Study material

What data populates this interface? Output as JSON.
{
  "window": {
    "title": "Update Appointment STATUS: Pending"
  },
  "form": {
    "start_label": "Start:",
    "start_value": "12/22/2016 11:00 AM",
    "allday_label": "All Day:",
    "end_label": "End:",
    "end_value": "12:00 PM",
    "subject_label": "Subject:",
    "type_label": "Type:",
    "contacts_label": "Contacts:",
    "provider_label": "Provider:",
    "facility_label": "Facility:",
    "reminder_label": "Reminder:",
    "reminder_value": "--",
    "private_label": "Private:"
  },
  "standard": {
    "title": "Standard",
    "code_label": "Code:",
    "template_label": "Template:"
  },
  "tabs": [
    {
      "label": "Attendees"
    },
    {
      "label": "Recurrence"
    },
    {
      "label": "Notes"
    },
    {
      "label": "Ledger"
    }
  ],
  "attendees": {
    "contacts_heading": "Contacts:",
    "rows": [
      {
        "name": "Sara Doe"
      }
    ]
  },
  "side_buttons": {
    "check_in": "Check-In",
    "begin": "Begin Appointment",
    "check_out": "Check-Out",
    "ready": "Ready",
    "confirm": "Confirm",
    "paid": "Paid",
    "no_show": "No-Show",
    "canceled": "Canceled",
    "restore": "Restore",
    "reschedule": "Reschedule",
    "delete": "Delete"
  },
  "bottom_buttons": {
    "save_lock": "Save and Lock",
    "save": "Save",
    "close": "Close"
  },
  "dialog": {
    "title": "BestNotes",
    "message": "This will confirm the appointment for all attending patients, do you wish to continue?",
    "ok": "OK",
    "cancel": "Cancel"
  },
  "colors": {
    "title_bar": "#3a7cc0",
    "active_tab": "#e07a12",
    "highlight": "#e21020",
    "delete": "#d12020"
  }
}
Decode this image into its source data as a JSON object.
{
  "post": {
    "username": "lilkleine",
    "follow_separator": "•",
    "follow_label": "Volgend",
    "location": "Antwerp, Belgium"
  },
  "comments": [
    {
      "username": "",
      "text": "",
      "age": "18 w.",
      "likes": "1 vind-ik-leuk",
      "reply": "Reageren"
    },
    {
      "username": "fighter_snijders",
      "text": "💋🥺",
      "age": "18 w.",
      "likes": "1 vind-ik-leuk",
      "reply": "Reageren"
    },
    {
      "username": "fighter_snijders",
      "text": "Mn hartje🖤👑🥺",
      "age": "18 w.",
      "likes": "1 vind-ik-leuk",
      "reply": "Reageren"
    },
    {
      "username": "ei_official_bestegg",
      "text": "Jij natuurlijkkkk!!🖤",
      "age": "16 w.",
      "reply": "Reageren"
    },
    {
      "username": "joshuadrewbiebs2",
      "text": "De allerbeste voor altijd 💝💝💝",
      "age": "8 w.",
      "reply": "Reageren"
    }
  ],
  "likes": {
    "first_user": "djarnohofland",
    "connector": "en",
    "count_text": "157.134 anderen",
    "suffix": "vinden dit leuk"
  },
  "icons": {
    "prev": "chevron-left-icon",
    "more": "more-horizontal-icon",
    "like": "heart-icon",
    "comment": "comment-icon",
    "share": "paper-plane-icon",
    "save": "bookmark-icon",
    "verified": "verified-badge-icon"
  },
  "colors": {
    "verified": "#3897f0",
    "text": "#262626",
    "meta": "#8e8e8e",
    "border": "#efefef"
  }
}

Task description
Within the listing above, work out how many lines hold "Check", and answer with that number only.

The completed task
2